• **EXERCISE PROMPT**: The word "JSON" may appear in lines of the data below. Say how many lines hold it, giving only the number.

App and web page records:

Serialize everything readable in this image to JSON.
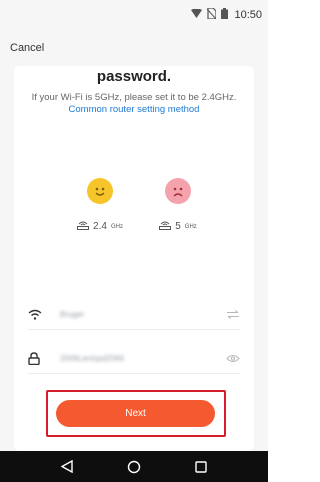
{
  "status_bar": {
    "time": "10:50",
    "icons": [
      "wifi-signal-icon",
      "no-sim-icon",
      "battery-icon"
    ]
  },
  "header": {
    "cancel_label": "Cancel"
  },
  "card": {
    "title": "password.",
    "hint_text": "If your Wi-Fi is 5GHz, please set it to be 2.4GHz.",
    "hint_link": "Common router setting method",
    "bands": [
      {
        "value": "2.4",
        "unit": "GHz",
        "face": "happy-face-icon",
        "color": "#f5c52a"
      },
      {
        "value": "5",
        "unit": "GHz",
        "face": "sad-face-icon",
        "color": "#f4a3ac"
      }
    ],
    "wifi_field": {
      "value": "Bruget",
      "icon": "wifi-icon",
      "trail_icon": "switch-arrows-icon"
    },
    "password_field": {
      "value": "2006LanIspd2066",
      "icon": "lock-icon",
      "trail_icon": "eye-icon"
    },
    "next_label": "Next",
    "accent_color": "#f4592f",
    "highlight_color": "#d61e2a"
  },
  "navbar": {
    "buttons": [
      "back-icon",
      "home-icon",
      "recents-icon"
    ]
  }
}
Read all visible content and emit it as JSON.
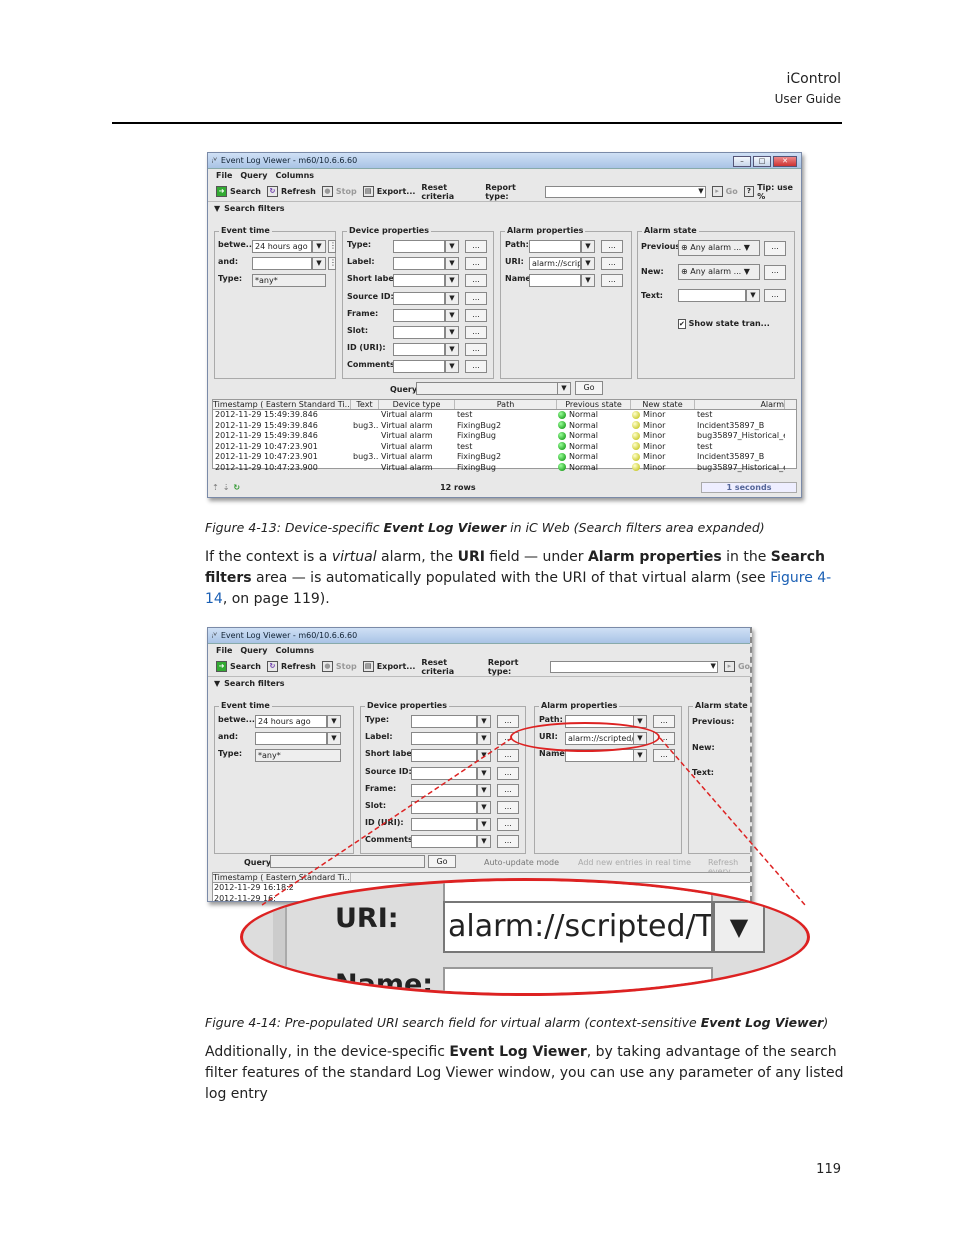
{
  "header": {
    "title": "iControl",
    "subtitle": "User Guide"
  },
  "page_number": "119",
  "fig13": {
    "window_title": "Event Log Viewer - m60/10.6.6.60",
    "menu": [
      "File",
      "Query",
      "Columns"
    ],
    "toolbar": {
      "search": "Search",
      "refresh": "Refresh",
      "stop": "Stop",
      "export": "Export...",
      "reset": "Reset criteria",
      "report_type": "Report type:",
      "go": "Go",
      "tip": "Tip: use %"
    },
    "search_filters": "Search filters",
    "event_time": {
      "title": "Event time",
      "between": "betwe...",
      "between_value": "24 hours ago",
      "and": "and:",
      "type": "Type:",
      "type_value": "*any*"
    },
    "device_properties": {
      "title": "Device properties",
      "labels": [
        "Type:",
        "Label:",
        "Short label:",
        "Source ID:",
        "Frame:",
        "Slot:",
        "ID (URI):",
        "Comments:"
      ]
    },
    "alarm_properties": {
      "title": "Alarm properties",
      "path": "Path:",
      "uri": "URI:",
      "uri_value": "alarm://script",
      "name": "Name:"
    },
    "alarm_state": {
      "title": "Alarm state",
      "previous": "Previous:",
      "new": "New:",
      "text": "Text:",
      "any_alarm": "Any alarm ...",
      "show_state": "Show state tran..."
    },
    "query": "Query:",
    "query_go": "Go",
    "table": {
      "headers": [
        "Timestamp ( Eastern Standard Ti...",
        "Text",
        "Device type",
        "Path",
        "Previous state",
        "New state",
        "Alarm"
      ],
      "rows": [
        [
          "2012-11-29 15:49:39.846",
          "",
          "Virtual alarm",
          "test",
          "Normal",
          "Minor",
          "test"
        ],
        [
          "2012-11-29 15:49:39.846",
          "bug3...",
          "Virtual alarm",
          "FixingBug2",
          "Normal",
          "Minor",
          "Incident35897_B"
        ],
        [
          "2012-11-29 15:49:39.846",
          "",
          "Virtual alarm",
          "FixingBug",
          "Normal",
          "Minor",
          "bug35897_Historical_e"
        ],
        [
          "2012-11-29 10:47:23.901",
          "",
          "Virtual alarm",
          "test",
          "Normal",
          "Minor",
          "test"
        ],
        [
          "2012-11-29 10:47:23.901",
          "bug3...",
          "Virtual alarm",
          "FixingBug2",
          "Normal",
          "Minor",
          "Incident35897_B"
        ],
        [
          "2012-11-29 10:47:23.900",
          "",
          "Virtual alarm",
          "FixingBug",
          "Normal",
          "Minor",
          "bug35897_Historical_e"
        ]
      ]
    },
    "rows_count": "12 rows",
    "elapsed": "1 seconds"
  },
  "caption13": {
    "prefix": "Figure 4-13:  Device-specific ",
    "bold": "Event Log Viewer",
    "suffix": " in iC Web (Search filters area expanded)"
  },
  "para1": {
    "t1": "If the context is a ",
    "t2": "virtual",
    "t3": " alarm, the ",
    "t4": "URI",
    "t5": " field — under ",
    "t6": "Alarm properties",
    "t7": " in the ",
    "t8": "Search filters",
    "t9": " area — is automatically populated with the URI of that virtual alarm (see ",
    "link": "Figure 4-14",
    "t10": ",  on page 119)."
  },
  "fig14": {
    "window_title": "Event Log Viewer - m60/10.6.6.60",
    "uri_value": "alarm://scripted/T",
    "query_extra": {
      "auto_update": "Auto-update mode",
      "add_new": "Add new entries in real time",
      "refresh": "Refresh every"
    },
    "row1": "2012-11-29 16:18:2",
    "row2": "2012-11-29 16:",
    "zoom": {
      "uri": "URI:",
      "value": "alarm://scripted/T",
      "name": "Name:"
    }
  },
  "caption14": {
    "prefix": "Figure 4-14:  Pre-populated URI search field for virtual alarm (context-sensitive ",
    "bold": "Event Log Viewer",
    "suffix": ")"
  },
  "para2": {
    "t1": "Additionally, in the device-specific ",
    "t2": "Event Log Viewer",
    "t3": ", by taking advantage of the search filter features of the standard Log Viewer window, you can use any parameter of any listed log entry"
  }
}
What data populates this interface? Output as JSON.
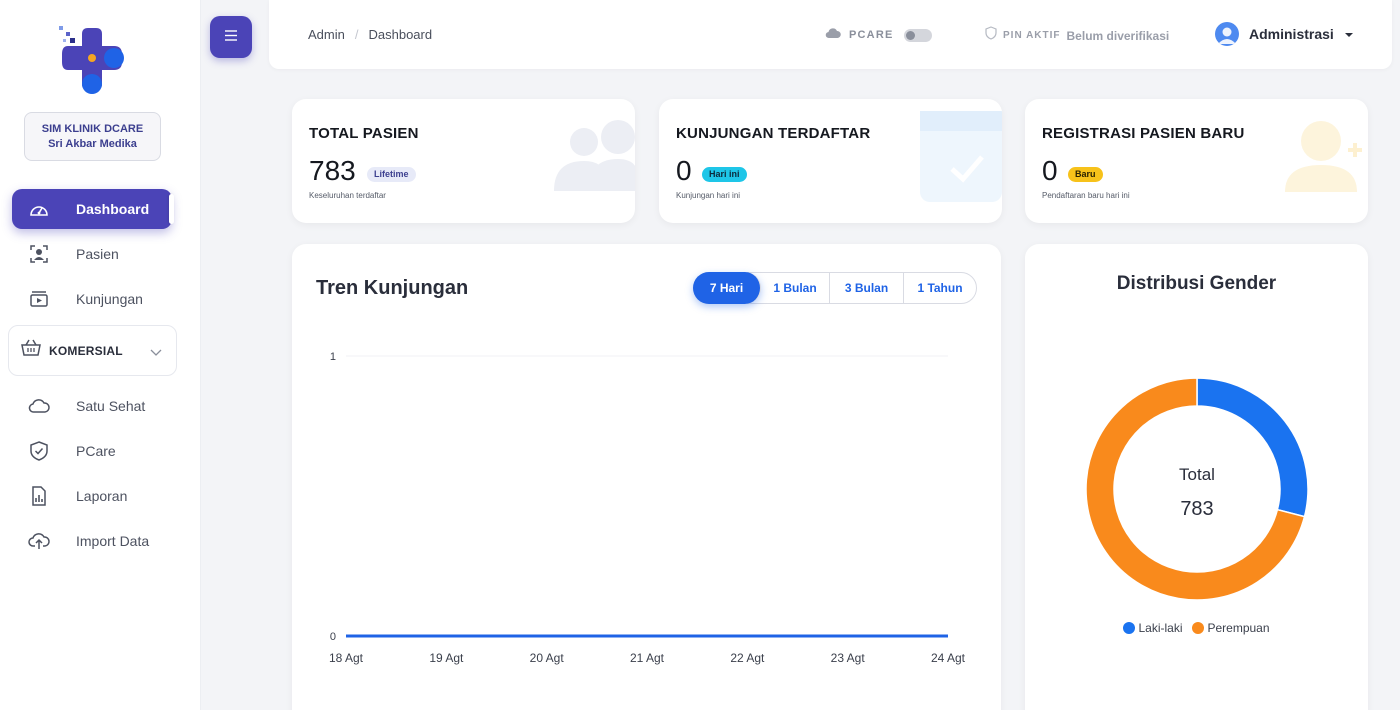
{
  "sidebar": {
    "clinic_line1": "SIM KLINIK DCARE",
    "clinic_line2": "Sri Akbar Medika",
    "items": [
      {
        "label": "Dashboard",
        "icon": "gauge-icon"
      },
      {
        "label": "Pasien",
        "icon": "patient-icon"
      },
      {
        "label": "Kunjungan",
        "icon": "visit-icon"
      },
      {
        "label": "Satu Sehat",
        "icon": "cloud-icon"
      },
      {
        "label": "PCare",
        "icon": "shield-icon"
      },
      {
        "label": "Laporan",
        "icon": "report-icon"
      },
      {
        "label": "Import Data",
        "icon": "upload-icon"
      }
    ],
    "section_label": "KOMERSIAL"
  },
  "topbar": {
    "breadcrumb": [
      "Admin",
      "Dashboard"
    ],
    "pcare_label": "PCARE",
    "pin_label": "PIN AKTIF",
    "pin_status": "Belum diverifikasi",
    "user_name": "Administrasi"
  },
  "stats": [
    {
      "title": "TOTAL PASIEN",
      "value": "783",
      "badge": "Lifetime",
      "sub": "Keseluruhan terdaftar"
    },
    {
      "title": "KUNJUNGAN TERDAFTAR",
      "value": "0",
      "badge": "Hari ini",
      "sub": "Kunjungan hari ini"
    },
    {
      "title": "REGISTRASI PASIEN BARU",
      "value": "0",
      "badge": "Baru",
      "sub": "Pendaftaran baru hari ini"
    }
  ],
  "chart_section": {
    "title": "Tren Kunjungan",
    "ranges": [
      "7 Hari",
      "1 Bulan",
      "3 Bulan",
      "1 Tahun"
    ],
    "active_range": "7 Hari"
  },
  "chart_data": [
    {
      "type": "line",
      "x": [
        "18 Agt",
        "19 Agt",
        "20 Agt",
        "21 Agt",
        "22 Agt",
        "23 Agt",
        "24 Agt"
      ],
      "series": [
        {
          "values": [
            0,
            0,
            0,
            0,
            0,
            0,
            0
          ]
        }
      ],
      "y_ticks": [
        "0",
        "1"
      ],
      "ylim": [
        0,
        1
      ],
      "color": "#1f63e6",
      "grid": true
    },
    {
      "type": "pie",
      "title": "Distribusi Gender",
      "categories": [
        "Laki-laki",
        "Perempuan"
      ],
      "values": [
        0.29,
        0.71
      ],
      "colors": [
        "#1a73f0",
        "#f98a1c"
      ],
      "center_label": "Total",
      "center_value": "783",
      "legend": "bottom"
    }
  ]
}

• **RESPONSE FOR THIS EXERCISE**: 3